Each entry below must be repeated exactly. Leave the pictures out of it.

(Items listed in a dataset)
####

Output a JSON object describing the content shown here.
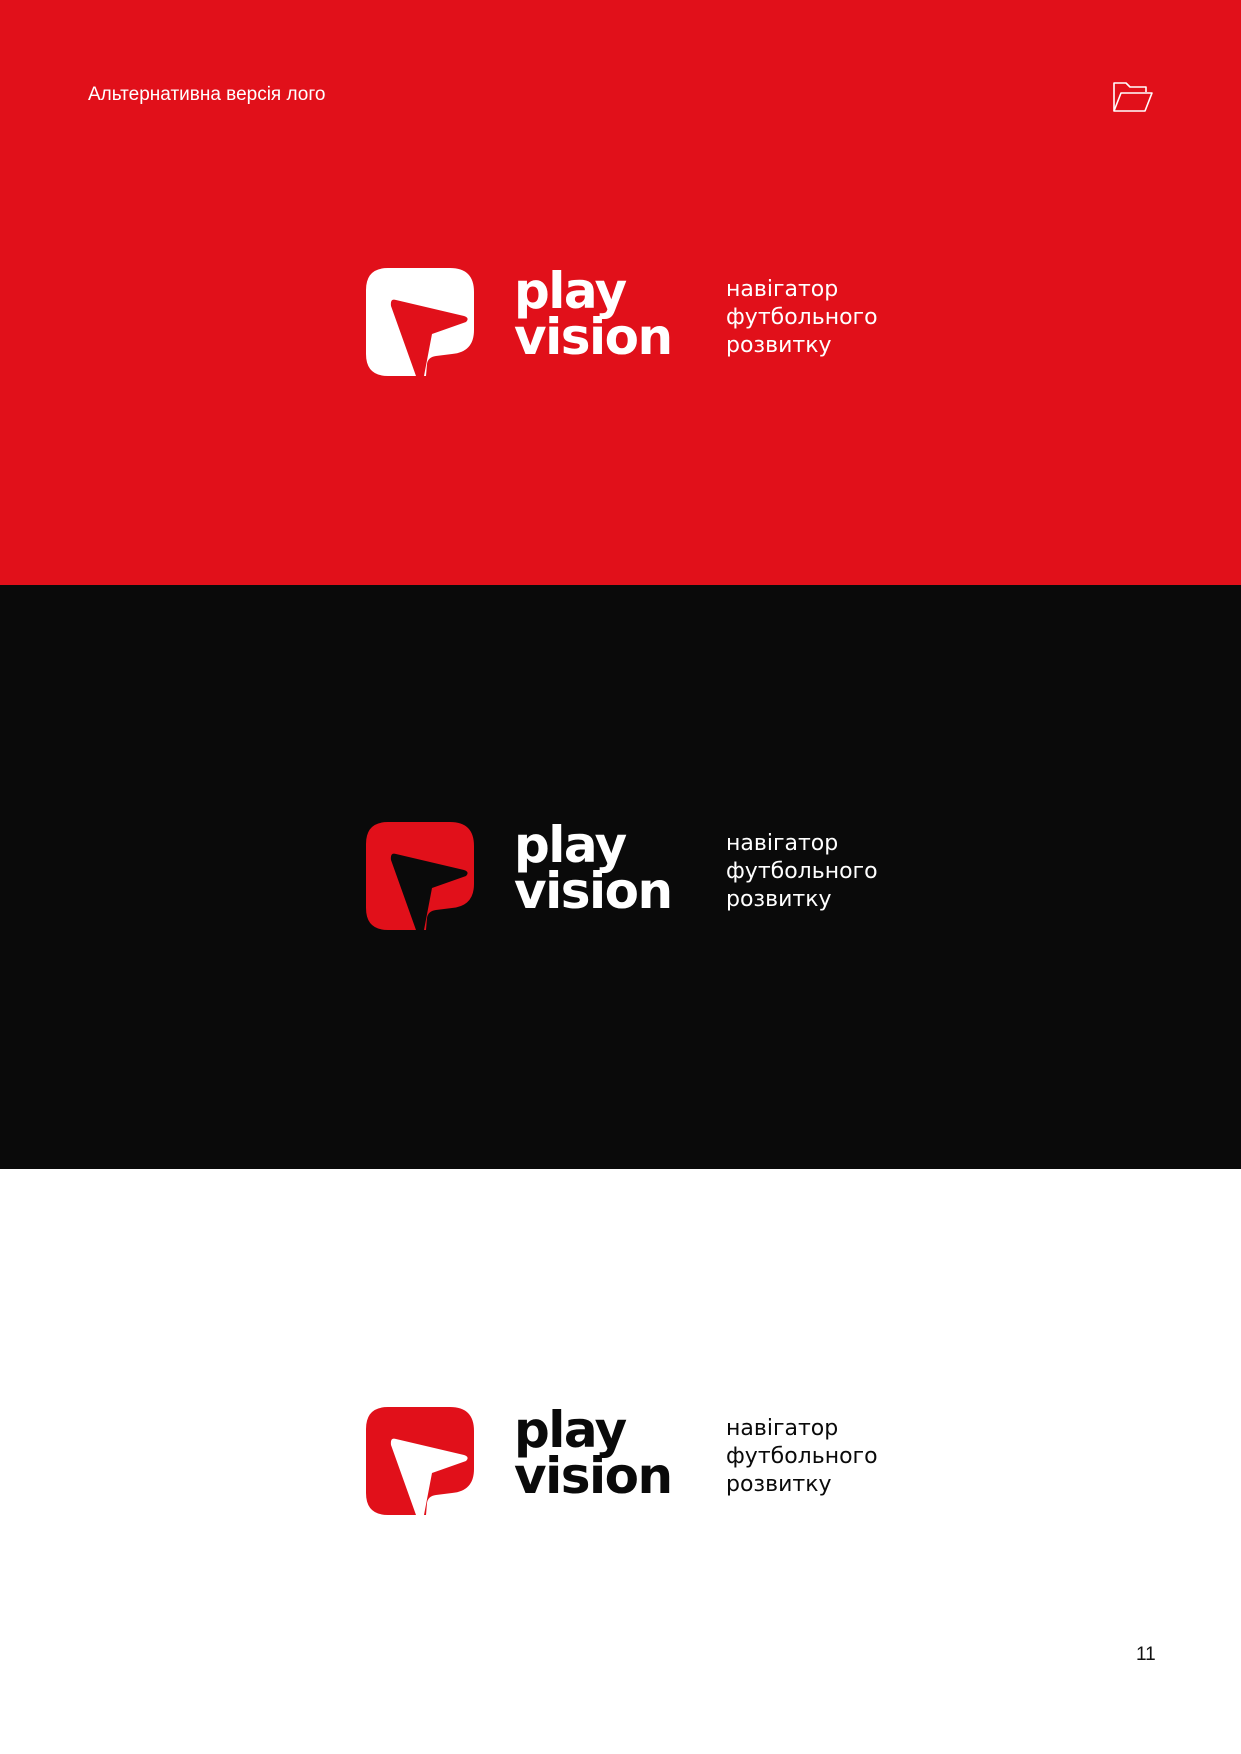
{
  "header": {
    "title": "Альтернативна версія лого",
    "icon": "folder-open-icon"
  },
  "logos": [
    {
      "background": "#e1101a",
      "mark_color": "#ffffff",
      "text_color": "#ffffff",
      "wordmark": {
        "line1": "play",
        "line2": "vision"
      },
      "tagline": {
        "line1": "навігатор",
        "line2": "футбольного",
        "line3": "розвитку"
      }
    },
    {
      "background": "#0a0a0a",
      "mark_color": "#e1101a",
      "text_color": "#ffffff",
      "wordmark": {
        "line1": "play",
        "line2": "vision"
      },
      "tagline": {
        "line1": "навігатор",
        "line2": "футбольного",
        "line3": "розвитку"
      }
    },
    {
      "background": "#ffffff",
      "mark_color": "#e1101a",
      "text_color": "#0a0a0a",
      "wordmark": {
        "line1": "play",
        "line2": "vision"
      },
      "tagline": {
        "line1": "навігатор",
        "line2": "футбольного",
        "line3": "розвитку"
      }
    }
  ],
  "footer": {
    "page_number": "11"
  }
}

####

_RESPONSE TO THE TASK_:
Output a JSON object describing the content shown here.
{
  "header": {
    "title": "Альтернативна версія лого",
    "icon": "folder-open-icon"
  },
  "logos": [
    {
      "background": "#e1101a",
      "mark_color": "#ffffff",
      "text_color": "#ffffff",
      "wordmark": {
        "line1": "play",
        "line2": "vision"
      },
      "tagline": {
        "line1": "навігатор",
        "line2": "футбольного",
        "line3": "розвитку"
      }
    },
    {
      "background": "#0a0a0a",
      "mark_color": "#e1101a",
      "text_color": "#ffffff",
      "wordmark": {
        "line1": "play",
        "line2": "vision"
      },
      "tagline": {
        "line1": "навігатор",
        "line2": "футбольного",
        "line3": "розвитку"
      }
    },
    {
      "background": "#ffffff",
      "mark_color": "#e1101a",
      "text_color": "#0a0a0a",
      "wordmark": {
        "line1": "play",
        "line2": "vision"
      },
      "tagline": {
        "line1": "навігатор",
        "line2": "футбольного",
        "line3": "розвитку"
      }
    }
  ],
  "footer": {
    "page_number": "11"
  }
}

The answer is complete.